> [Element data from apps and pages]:
* * * *

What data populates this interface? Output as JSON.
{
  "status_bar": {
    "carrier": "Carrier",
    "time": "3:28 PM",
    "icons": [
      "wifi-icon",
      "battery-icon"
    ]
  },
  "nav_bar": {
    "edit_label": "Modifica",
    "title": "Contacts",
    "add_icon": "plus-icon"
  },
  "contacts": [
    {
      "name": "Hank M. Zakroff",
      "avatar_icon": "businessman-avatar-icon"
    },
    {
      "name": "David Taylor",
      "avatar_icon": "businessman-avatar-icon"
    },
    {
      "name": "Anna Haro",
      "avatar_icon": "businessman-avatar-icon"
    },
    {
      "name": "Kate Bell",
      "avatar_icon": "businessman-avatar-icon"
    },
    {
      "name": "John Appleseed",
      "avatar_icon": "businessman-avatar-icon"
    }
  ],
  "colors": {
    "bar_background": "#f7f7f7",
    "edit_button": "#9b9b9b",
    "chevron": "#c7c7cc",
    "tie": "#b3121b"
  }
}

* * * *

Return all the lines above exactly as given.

> [TASK SOLUTION]:
What data populates this interface? Output as JSON.
{
  "status_bar": {
    "carrier": "Carrier",
    "time": "3:28 PM",
    "icons": [
      "wifi-icon",
      "battery-icon"
    ]
  },
  "nav_bar": {
    "edit_label": "Modifica",
    "title": "Contacts",
    "add_icon": "plus-icon"
  },
  "contacts": [
    {
      "name": "Hank M. Zakroff",
      "avatar_icon": "businessman-avatar-icon"
    },
    {
      "name": "David Taylor",
      "avatar_icon": "businessman-avatar-icon"
    },
    {
      "name": "Anna Haro",
      "avatar_icon": "businessman-avatar-icon"
    },
    {
      "name": "Kate Bell",
      "avatar_icon": "businessman-avatar-icon"
    },
    {
      "name": "John Appleseed",
      "avatar_icon": "businessman-avatar-icon"
    }
  ],
  "colors": {
    "bar_background": "#f7f7f7",
    "edit_button": "#9b9b9b",
    "chevron": "#c7c7cc",
    "tie": "#b3121b"
  }
}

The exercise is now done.